Battery maintenance. All battery banks are maintained by the plant electricians. They've found that the best procedure is to perform a load test every six months. This test tells the capability of the battery under load and has become the standard test for battery maintenance. The electricians have dispensed with checking cells for water and/or acid content as well as other no load tests.

Outside firms' maintenance work

Outside firms are brought in to provide complete maintenance service of the outdoor substation, such as cleaning insulators and the checking of knife-blade switches, oil circuit breaker, and main power circuit breaker operation as well as outdoor transformer oil conditions.

During the plant's holiday shutdowns, large outside service crews and technical specialists come in to do a complete service on the 60 indoor unit substations. This includes checking power circuits and components of primary and secondary circuit breakers, testing of all protective relays, performing insulation-resistance and high-potential tests of components and distribution conductors.

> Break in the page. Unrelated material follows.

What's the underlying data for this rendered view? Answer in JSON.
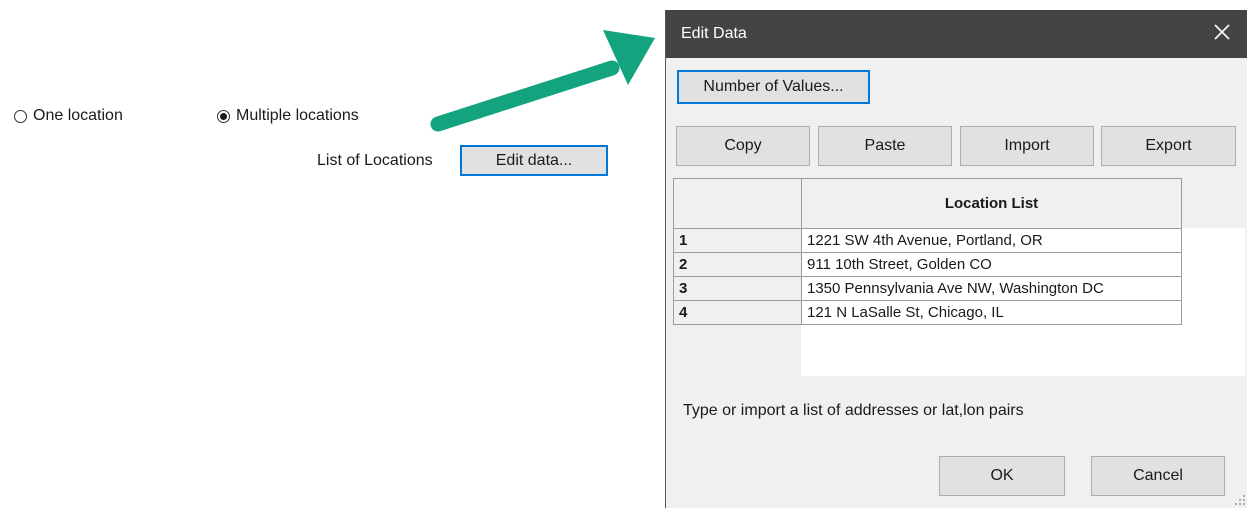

RELATED ARTICLE: FACILITY BACKGROUND INFORMATION

At this huge manufacturing plant, which encompasses over 2.5 million sq ft, the major product is radar and related systems for both defense and commercial applications. As a result, only the highest product quality is acceptable. To achieve this, it's essential to maintain maximum dependability of power systems, test labs, and production operations at all times.

The plant incorporates the latest in production systems, quality control, and development facilities. Support systems are similar, including programmable controllers, online monitoring, and electronics.

Paradoxically, much of the plant power system equipment is old; however, most components have been thoroughly modernized and updated. For example, at unit substations, old-design 5kV power circuit breakers have been upgraded from electromagnetic protection to solid-state. A new on-line, microprocessor-based monitoring system provides audible and visual status of most power distribution equipment and critical devices. Older but expensive equipment have been kept and are meticulously maintained. As an example, numerous motor generator sets that convert 60 Hz to 50 Hz or 400 Hz have revolving armature alternators that use brushes to provide output voltage. These brushes are very carefully maintained in the program.